You might try working up to two to four sets of 20 or more reps each of push-ups and pull-ups. With body weight exercises, you can also think outside of the traditional rep/set box. For example, try exercising for time instead of counting reps. Or, try the "ladder" approach: start with a set of two reps, rest briefly, then do four. Proceed by doubling the number of reps until you reach your maximum.
Rounding It Out
At the end of the day, nobody really wants to be just partially buff. For that matter, it's quite possibly to look incredibly fit and still be so weak in the core muscles that you're a push-over for injury. In order to bring about a fair distribution, round out your regimen with other muscle-strengthening and stretching activities such as yoga and light weights.
For major health benefits, the National Institutes of Health recommends doing at least 150 minutes of moderate-intensity cardiovascular activity, or 75 minutes of high-intensity activity, each week. So hit the treadmill, take those stairs or start jogging.
"Buff" and Body Fat

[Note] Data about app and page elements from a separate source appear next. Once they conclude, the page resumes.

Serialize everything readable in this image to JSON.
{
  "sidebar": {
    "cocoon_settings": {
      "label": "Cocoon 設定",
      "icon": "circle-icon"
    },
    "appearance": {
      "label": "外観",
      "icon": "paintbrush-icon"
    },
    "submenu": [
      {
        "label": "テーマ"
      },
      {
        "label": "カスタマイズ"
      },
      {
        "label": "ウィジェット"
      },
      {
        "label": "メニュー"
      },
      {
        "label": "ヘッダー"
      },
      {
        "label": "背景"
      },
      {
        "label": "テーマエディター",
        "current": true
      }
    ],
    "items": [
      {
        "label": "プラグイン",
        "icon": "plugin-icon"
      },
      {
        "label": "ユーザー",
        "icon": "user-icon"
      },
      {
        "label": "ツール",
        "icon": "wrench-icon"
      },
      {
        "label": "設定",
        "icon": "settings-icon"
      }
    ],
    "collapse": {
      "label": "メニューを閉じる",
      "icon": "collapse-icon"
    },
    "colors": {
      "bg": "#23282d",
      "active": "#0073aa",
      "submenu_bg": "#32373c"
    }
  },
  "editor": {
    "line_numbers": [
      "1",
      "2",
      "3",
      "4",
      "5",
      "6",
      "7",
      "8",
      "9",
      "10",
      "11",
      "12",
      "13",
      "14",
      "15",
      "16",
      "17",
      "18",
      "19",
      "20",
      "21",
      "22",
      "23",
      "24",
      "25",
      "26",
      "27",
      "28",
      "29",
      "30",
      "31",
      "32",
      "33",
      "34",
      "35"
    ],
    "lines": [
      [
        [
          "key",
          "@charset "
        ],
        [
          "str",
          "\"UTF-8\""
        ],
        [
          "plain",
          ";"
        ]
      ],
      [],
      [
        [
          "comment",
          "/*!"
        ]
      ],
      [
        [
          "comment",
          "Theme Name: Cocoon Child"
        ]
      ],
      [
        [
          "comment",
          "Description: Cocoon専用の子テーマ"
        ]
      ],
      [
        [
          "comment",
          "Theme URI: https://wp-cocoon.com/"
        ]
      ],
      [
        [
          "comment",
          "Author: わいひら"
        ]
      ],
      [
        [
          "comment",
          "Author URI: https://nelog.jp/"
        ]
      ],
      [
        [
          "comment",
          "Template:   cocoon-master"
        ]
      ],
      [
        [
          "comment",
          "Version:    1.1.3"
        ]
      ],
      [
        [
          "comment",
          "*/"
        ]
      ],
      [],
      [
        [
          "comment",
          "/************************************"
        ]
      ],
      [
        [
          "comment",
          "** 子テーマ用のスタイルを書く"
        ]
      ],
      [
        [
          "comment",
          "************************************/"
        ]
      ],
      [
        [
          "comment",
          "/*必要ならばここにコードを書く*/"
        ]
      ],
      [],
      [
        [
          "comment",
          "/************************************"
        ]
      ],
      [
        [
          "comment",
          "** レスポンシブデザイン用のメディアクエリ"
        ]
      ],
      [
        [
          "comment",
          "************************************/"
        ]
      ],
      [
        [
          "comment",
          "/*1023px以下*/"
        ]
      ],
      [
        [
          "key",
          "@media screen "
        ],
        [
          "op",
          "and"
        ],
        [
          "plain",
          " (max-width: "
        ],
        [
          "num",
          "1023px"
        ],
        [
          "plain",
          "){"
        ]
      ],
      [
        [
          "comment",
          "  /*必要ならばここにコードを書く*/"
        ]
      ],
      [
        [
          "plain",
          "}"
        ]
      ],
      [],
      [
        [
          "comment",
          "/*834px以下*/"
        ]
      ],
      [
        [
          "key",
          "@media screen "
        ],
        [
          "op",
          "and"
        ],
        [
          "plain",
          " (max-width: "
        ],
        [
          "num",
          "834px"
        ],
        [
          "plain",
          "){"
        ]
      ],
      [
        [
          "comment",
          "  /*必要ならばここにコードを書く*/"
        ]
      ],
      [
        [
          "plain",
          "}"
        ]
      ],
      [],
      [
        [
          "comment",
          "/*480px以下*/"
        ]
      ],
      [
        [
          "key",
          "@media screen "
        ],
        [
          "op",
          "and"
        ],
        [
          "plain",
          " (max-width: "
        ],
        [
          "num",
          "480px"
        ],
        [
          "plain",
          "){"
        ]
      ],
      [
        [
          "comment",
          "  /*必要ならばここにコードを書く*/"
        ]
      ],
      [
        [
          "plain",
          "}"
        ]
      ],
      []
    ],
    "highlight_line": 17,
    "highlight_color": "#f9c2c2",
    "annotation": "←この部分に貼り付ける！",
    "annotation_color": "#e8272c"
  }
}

Whatever is going on with your muscles, if you've got a lot of excess weight, trying to deal with it by exercise alone is taking the long way around. You can have an amazingly sculpted torso, but if it's wearing a fat suit, nobody will know.
So it may be appropriate to give due diligence to diet. To lose a pound of fat you have to burn 3500 calories. Cutting your food intake by 500 to 1,000 calories a day sets you up nicely to lose the one to two pounds a week, a rate that the National Institutes of Health recommends as healthy.
- ACE Fitness: 7 Strategies for Creating Safe and Effective Body-Weight Only Exercises
- ACE Fitness: How to Select the Right Intensity and Repetitions for Your Clients
- You Are Your Own Gym: The Bible of Bodyweight Exercises By Mark Lauren and Joshua Clark
- National Institutes of Health: Weight Loss And Nutrition Myths
- Changes in muscle size and MHC composition in response to resistance exercise with heavy and light loading intensity.